- _Exercise_: Would you please retype the records that follow, word for word?

- _Given entries_:
★ ★ ★ ★ ★

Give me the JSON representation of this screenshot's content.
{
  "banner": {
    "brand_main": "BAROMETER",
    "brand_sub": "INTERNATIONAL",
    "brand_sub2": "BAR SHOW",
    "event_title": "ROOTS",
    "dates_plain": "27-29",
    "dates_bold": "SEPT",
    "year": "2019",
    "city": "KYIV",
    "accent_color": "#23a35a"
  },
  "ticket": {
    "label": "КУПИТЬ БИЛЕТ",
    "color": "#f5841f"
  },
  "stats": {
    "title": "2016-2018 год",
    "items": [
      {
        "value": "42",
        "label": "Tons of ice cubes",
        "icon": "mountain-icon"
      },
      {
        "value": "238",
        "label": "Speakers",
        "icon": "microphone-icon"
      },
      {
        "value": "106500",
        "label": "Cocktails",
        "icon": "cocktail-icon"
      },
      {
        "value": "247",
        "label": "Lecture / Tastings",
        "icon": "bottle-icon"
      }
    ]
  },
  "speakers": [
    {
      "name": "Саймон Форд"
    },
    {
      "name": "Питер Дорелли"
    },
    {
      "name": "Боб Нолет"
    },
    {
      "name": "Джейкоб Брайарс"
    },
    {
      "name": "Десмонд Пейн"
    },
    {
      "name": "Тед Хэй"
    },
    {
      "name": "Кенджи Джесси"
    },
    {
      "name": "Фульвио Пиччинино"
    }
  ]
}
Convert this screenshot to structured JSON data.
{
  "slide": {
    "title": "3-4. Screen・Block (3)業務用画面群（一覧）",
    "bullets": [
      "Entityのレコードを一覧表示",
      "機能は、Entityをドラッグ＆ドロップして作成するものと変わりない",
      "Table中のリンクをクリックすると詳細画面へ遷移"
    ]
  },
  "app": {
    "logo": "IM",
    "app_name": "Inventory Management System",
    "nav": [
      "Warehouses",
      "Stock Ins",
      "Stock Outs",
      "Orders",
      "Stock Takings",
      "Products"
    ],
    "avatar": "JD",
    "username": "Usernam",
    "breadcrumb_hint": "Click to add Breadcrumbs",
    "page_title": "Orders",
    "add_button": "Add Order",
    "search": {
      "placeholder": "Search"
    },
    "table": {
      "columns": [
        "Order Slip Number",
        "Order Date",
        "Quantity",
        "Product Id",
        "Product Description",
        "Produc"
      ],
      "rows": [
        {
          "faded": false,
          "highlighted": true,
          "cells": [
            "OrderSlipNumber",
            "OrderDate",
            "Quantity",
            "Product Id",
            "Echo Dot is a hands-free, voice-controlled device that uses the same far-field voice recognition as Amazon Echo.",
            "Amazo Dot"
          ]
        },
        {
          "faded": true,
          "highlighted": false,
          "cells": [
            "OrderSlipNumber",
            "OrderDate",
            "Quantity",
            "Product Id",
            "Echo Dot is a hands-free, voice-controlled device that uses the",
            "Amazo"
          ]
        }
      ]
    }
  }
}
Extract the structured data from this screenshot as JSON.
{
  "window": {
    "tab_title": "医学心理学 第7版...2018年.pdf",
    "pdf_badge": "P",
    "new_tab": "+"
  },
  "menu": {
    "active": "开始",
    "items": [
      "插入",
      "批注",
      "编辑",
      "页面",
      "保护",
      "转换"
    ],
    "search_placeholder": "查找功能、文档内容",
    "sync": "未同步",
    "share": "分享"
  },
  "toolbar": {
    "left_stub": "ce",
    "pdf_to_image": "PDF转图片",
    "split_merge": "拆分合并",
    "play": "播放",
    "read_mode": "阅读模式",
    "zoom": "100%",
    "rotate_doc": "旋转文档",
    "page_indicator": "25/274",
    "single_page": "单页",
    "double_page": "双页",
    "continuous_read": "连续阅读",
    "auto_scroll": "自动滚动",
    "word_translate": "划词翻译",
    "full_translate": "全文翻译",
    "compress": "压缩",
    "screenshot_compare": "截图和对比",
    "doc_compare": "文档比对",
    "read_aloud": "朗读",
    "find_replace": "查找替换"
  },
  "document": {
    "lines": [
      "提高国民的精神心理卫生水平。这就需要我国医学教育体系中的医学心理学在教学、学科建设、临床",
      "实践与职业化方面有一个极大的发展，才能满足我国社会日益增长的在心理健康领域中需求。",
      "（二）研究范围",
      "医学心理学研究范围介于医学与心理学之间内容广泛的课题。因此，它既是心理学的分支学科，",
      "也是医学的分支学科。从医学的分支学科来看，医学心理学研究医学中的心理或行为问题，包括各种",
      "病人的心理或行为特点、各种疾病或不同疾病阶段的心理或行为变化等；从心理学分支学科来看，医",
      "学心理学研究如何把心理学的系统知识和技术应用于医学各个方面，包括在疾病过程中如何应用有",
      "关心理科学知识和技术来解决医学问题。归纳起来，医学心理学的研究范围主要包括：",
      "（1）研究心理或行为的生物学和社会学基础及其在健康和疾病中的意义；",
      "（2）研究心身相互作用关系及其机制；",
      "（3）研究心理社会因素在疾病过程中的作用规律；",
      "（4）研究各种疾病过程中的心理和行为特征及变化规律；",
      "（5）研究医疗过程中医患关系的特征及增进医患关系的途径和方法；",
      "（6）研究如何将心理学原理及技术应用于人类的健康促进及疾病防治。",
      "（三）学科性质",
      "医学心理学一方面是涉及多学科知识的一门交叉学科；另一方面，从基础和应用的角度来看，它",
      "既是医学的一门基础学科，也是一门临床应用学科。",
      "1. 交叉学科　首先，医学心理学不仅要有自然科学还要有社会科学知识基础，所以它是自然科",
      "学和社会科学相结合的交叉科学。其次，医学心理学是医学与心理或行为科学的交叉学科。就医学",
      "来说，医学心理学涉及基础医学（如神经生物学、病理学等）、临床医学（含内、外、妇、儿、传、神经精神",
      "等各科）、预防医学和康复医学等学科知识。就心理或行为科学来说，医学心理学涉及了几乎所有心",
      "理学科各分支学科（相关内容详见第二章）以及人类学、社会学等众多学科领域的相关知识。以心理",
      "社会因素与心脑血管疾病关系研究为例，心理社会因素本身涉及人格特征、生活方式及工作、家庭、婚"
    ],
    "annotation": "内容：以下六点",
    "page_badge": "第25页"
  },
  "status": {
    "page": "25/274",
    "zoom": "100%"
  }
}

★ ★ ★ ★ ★

- _Exercise result_:
Give me the JSON representation of this screenshot's content.
{
  "banner": {
    "brand_main": "BAROMETER",
    "brand_sub": "INTERNATIONAL",
    "brand_sub2": "BAR SHOW",
    "event_title": "ROOTS",
    "dates_plain": "27-29",
    "dates_bold": "SEPT",
    "year": "2019",
    "city": "KYIV",
    "accent_color": "#23a35a"
  },
  "ticket": {
    "label": "КУПИТЬ БИЛЕТ",
    "color": "#f5841f"
  },
  "stats": {
    "title": "2016-2018 год",
    "items": [
      {
        "value": "42",
        "label": "Tons of ice cubes",
        "icon": "mountain-icon"
      },
      {
        "value": "238",
        "label": "Speakers",
        "icon": "microphone-icon"
      },
      {
        "value": "106500",
        "label": "Cocktails",
        "icon": "cocktail-icon"
      },
      {
        "value": "247",
        "label": "Lecture / Tastings",
        "icon": "bottle-icon"
      }
    ]
  },
  "speakers": [
    {
      "name": "Саймон Форд"
    },
    {
      "name": "Питер Дорелли"
    },
    {
      "name": "Боб Нолет"
    },
    {
      "name": "Джейкоб Брайарс"
    },
    {
      "name": "Десмонд Пейн"
    },
    {
      "name": "Тед Хэй"
    },
    {
      "name": "Кенджи Джесси"
    },
    {
      "name": "Фульвио Пиччинино"
    }
  ]
}
Convert this screenshot to structured JSON data.
{
  "slide": {
    "title": "3-4. Screen・Block (3)業務用画面群（一覧）",
    "bullets": [
      "Entityのレコードを一覧表示",
      "機能は、Entityをドラッグ＆ドロップして作成するものと変わりない",
      "Table中のリンクをクリックすると詳細画面へ遷移"
    ]
  },
  "app": {
    "logo": "IM",
    "app_name": "Inventory Management System",
    "nav": [
      "Warehouses",
      "Stock Ins",
      "Stock Outs",
      "Orders",
      "Stock Takings",
      "Products"
    ],
    "avatar": "JD",
    "username": "Usernam",
    "breadcrumb_hint": "Click to add Breadcrumbs",
    "page_title": "Orders",
    "add_button": "Add Order",
    "search": {
      "placeholder": "Search"
    },
    "table": {
      "columns": [
        "Order Slip Number",
        "Order Date",
        "Quantity",
        "Product Id",
        "Product Description",
        "Produc"
      ],
      "rows": [
        {
          "faded": false,
          "highlighted": true,
          "cells": [
            "OrderSlipNumber",
            "OrderDate",
            "Quantity",
            "Product Id",
            "Echo Dot is a hands-free, voice-controlled device that uses the same far-field voice recognition as Amazon Echo.",
            "Amazo Dot"
          ]
        },
        {
          "faded": true,
          "highlighted": false,
          "cells": [
            "OrderSlipNumber",
            "OrderDate",
            "Quantity",
            "Product Id",
            "Echo Dot is a hands-free, voice-controlled device that uses the",
            "Amazo"
          ]
        }
      ]
    }
  }
}
Extract the structured data from this screenshot as JSON.
{
  "window": {
    "tab_title": "医学心理学 第7版...2018年.pdf",
    "pdf_badge": "P",
    "new_tab": "+"
  },
  "menu": {
    "active": "开始",
    "items": [
      "插入",
      "批注",
      "编辑",
      "页面",
      "保护",
      "转换"
    ],
    "search_placeholder": "查找功能、文档内容",
    "sync": "未同步",
    "share": "分享"
  },
  "toolbar": {
    "left_stub": "ce",
    "pdf_to_image": "PDF转图片",
    "split_merge": "拆分合并",
    "play": "播放",
    "read_mode": "阅读模式",
    "zoom": "100%",
    "rotate_doc": "旋转文档",
    "page_indicator": "25/274",
    "single_page": "单页",
    "double_page": "双页",
    "continuous_read": "连续阅读",
    "auto_scroll": "自动滚动",
    "word_translate": "划词翻译",
    "full_translate": "全文翻译",
    "compress": "压缩",
    "screenshot_compare": "截图和对比",
    "doc_compare": "文档比对",
    "read_aloud": "朗读",
    "find_replace": "查找替换"
  },
  "document": {
    "lines": [
      "提高国民的精神心理卫生水平。这就需要我国医学教育体系中的医学心理学在教学、学科建设、临床",
      "实践与职业化方面有一个极大的发展，才能满足我国社会日益增长的在心理健康领域中需求。",
      "（二）研究范围",
      "医学心理学研究范围介于医学与心理学之间内容广泛的课题。因此，它既是心理学的分支学科，",
      "也是医学的分支学科。从医学的分支学科来看，医学心理学研究医学中的心理或行为问题，包括各种",
      "病人的心理或行为特点、各种疾病或不同疾病阶段的心理或行为变化等；从心理学分支学科来看，医",
      "学心理学研究如何把心理学的系统知识和技术应用于医学各个方面，包括在疾病过程中如何应用有",
      "关心理科学知识和技术来解决医学问题。归纳起来，医学心理学的研究范围主要包括：",
      "（1）研究心理或行为的生物学和社会学基础及其在健康和疾病中的意义；",
      "（2）研究心身相互作用关系及其机制；",
      "（3）研究心理社会因素在疾病过程中的作用规律；",
      "（4）研究各种疾病过程中的心理和行为特征及变化规律；",
      "（5）研究医疗过程中医患关系的特征及增进医患关系的途径和方法；",
      "（6）研究如何将心理学原理及技术应用于人类的健康促进及疾病防治。",
      "（三）学科性质",
      "医学心理学一方面是涉及多学科知识的一门交叉学科；另一方面，从基础和应用的角度来看，它",
      "既是医学的一门基础学科，也是一门临床应用学科。",
      "1. 交叉学科　首先，医学心理学不仅要有自然科学还要有社会科学知识基础，所以它是自然科",
      "学和社会科学相结合的交叉科学。其次，医学心理学是医学与心理或行为科学的交叉学科。就医学",
      "来说，医学心理学涉及基础医学（如神经生物学、病理学等）、临床医学（含内、外、妇、儿、传、神经精神",
      "等各科）、预防医学和康复医学等学科知识。就心理或行为科学来说，医学心理学涉及了几乎所有心",
      "理学科各分支学科（相关内容详见第二章）以及人类学、社会学等众多学科领域的相关知识。以心理",
      "社会因素与心脑血管疾病关系研究为例，心理社会因素本身涉及人格特征、生活方式及工作、家庭、婚"
    ],
    "annotation": "内容：以下六点",
    "page_badge": "第25页"
  },
  "status": {
    "page": "25/274",
    "zoom": "100%"
  }
}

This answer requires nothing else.